One of the major substances being influenced during chelation therapy is calcium, as this process causes it to be removed from metastatic deposits while at the same time encouraging recalcification of bone (see description of atherosclerosis in Chapter 4). If calcium happens to be inappropriately present in certain body tissues (in a layer of plaque in the lining of an artery, or in excessive amounts on the surface of a joint in arthritis), it is of benefit, in health terms, to remove this, and chelation therapy safely allows exactly this to be done.
The number of electrons in a calcium atom is 20. This has an inner 'shell', of 2 electrons, two complete shells of 8 electrons each, and an outer shell of 2 'spare', electrons, which are therefore free to attach to a suitable molecule or atom which may be in need of 2 electrons often called a 'complexing agent'). The symbol for the calcium cation, because of its two free electrons, is Ca++.
In chelation therapy the 'suitable molecule', or 'complexing agent', with which this can link is a compound called EDTA (ethylene-diamine-tetra-acetic acid). Together EDTA and a metallic cation form a stable complex which can then be excreted from the system. The stability of this bond is vital to success in chelation therapy, for if there is a weak linkage other reactions breaking the bond could take place should the compound come into contact with suitable chemicals.
A chelating reaction which produces equilibrium, a strong and stable ring structure between the metal ion (calcium is a weakish link, iron, lead and copper are far stronger) and the chelating agent (such as EDTA), is effective in achieving the safe removal of the ion from the body.
When you use a water softener you are chelating calcium (and other minerals) out of the water.
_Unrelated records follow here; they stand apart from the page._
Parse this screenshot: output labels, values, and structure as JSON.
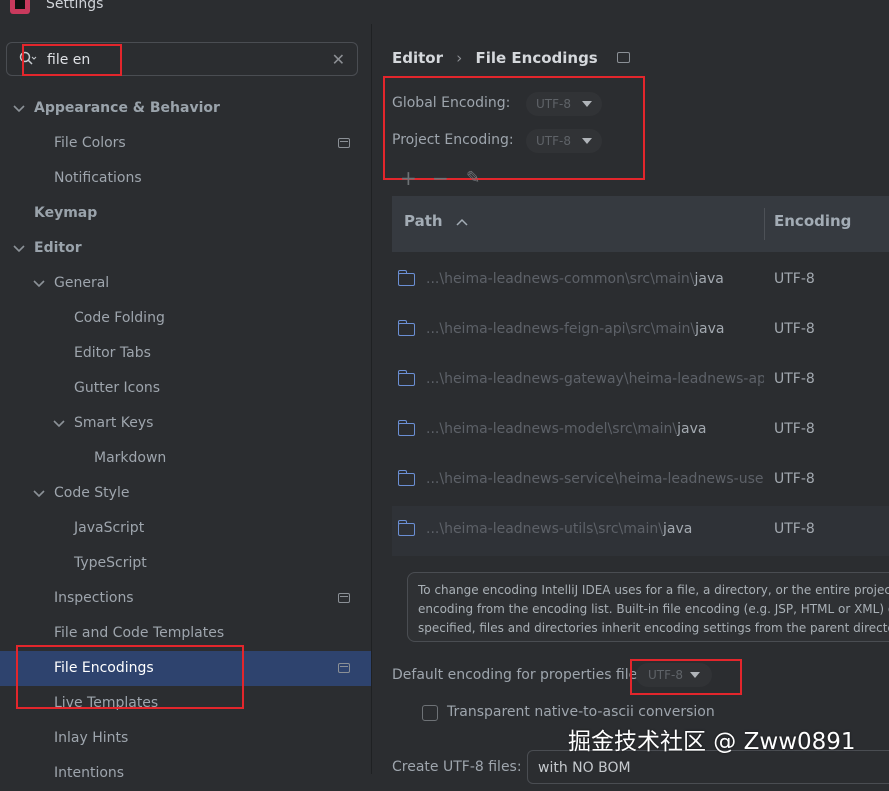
{
  "window": {
    "title": "Settings"
  },
  "search": {
    "value": "file en"
  },
  "tree": [
    {
      "label": "Appearance & Behavior",
      "chevron": "down"
    },
    {
      "label": "File Colors",
      "project_icon": true
    },
    {
      "label": "Notifications"
    },
    {
      "label": "Keymap"
    },
    {
      "label": "Editor",
      "chevron": "down"
    },
    {
      "label": "General",
      "chevron": "down"
    },
    {
      "label": "Code Folding"
    },
    {
      "label": "Editor Tabs"
    },
    {
      "label": "Gutter Icons"
    },
    {
      "label": "Smart Keys",
      "chevron": "down"
    },
    {
      "label": "Markdown"
    },
    {
      "label": "Code Style",
      "chevron": "down"
    },
    {
      "label": "JavaScript"
    },
    {
      "label": "TypeScript"
    },
    {
      "label": "Inspections",
      "project_icon": true
    },
    {
      "label": "File and Code Templates"
    },
    {
      "label": "File Encodings",
      "project_icon": true,
      "selected": true
    },
    {
      "label": "Live Templates"
    },
    {
      "label": "Inlay Hints"
    },
    {
      "label": "Intentions"
    }
  ],
  "breadcrumb": {
    "parent": "Editor",
    "separator": "›",
    "current": "File Encodings"
  },
  "global_encoding": {
    "label": "Global Encoding:",
    "value": "UTF-8"
  },
  "project_encoding": {
    "label": "Project Encoding:",
    "value": "UTF-8"
  },
  "toolbar": {
    "add": "+",
    "remove": "−",
    "edit": "✎"
  },
  "table": {
    "headers": {
      "path": "Path",
      "sort_indicator": "^",
      "encoding": "Encoding"
    },
    "rows": [
      {
        "prefix": "...\\heima-leadnews-common\\src\\main\\",
        "tail": "java",
        "encoding": "UTF-8"
      },
      {
        "prefix": "...\\heima-leadnews-feign-api\\src\\main\\",
        "tail": "java",
        "encoding": "UTF-8"
      },
      {
        "prefix": "...\\heima-leadnews-gateway\\heima-leadnews-app-ga",
        "tail": "",
        "encoding": "UTF-8"
      },
      {
        "prefix": "...\\heima-leadnews-model\\src\\main\\",
        "tail": "java",
        "encoding": "UTF-8"
      },
      {
        "prefix": "...\\heima-leadnews-service\\heima-leadnews-user\\sr",
        "tail": "",
        "encoding": "UTF-8"
      },
      {
        "prefix": "...\\heima-leadnews-utils\\src\\main\\",
        "tail": "java",
        "encoding": "UTF-8"
      }
    ]
  },
  "info": {
    "line1": "To change encoding IntelliJ IDEA uses for a file, a directory, or the entire project, a",
    "line2": "encoding from the encoding list. Built-in file encoding (e.g. JSP, HTML or XML) ove",
    "line3": "specified, files and directories inherit encoding settings from the parent directory o"
  },
  "properties": {
    "label": "Default encoding for properties files:",
    "value": "UTF-8"
  },
  "native_to_ascii": {
    "label": "Transparent native-to-ascii conversion",
    "checked": false
  },
  "create_utf8": {
    "label": "Create UTF-8 files:",
    "value": "with NO BOM"
  },
  "watermark": "掘金技术社区 @ Zww0891",
  "colors": {
    "annotation_red": "#e3262c",
    "selection": "#2e436e",
    "folder": "#6b8fd4"
  }
}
When you use a detergent in washing clothes or dishes, this chelates with minerals in the 'dirt' allowing the now soluble compounds to be washed away by water.
The brief survey of the early history of EDTA (see Chapter 3) will help to explain its tortuous route towards medical respectability as a means of removing unwanted mineral/metal substances. Before we look at the fascinating background to chelation therapy, one more facet of the imbalance which can result from unpaired electrons is worth examination.
Radiation is often described as ionizing radiation. This is because, by definition, it is able to dislodge individual electrons out of atoms and molecules, leaving unpaired electrons behind. This is one way in which free radicals are created. Some such molecules, with unpaired electrons, are extremely dangerous and can have very damaging effects on body tissues. Bleach (hydrogen peroxide), for example, does its damage to tissue (just think what it does to hair) through free radical action, as a deluge of these reactive entities chaotically bounce around, creating local havoc by grabbing on to any accessible electrons with which they come in contact (in this case from the hair itself).
Radiation is an example of how free radicals may be produced in the body when such an outside force acts on its cells. Perhaps more surprisingly there is almost continuous production of free radicals by some of the defending cells of the body. These are used as a means of destroying invading micro-organisms or cancer cells.
Since this is a natural process which is going on all the time in the body, there must exist control mechanisms to prevent undesirable effects from free radicals on healthy body cells, and this is the case when we are in good health.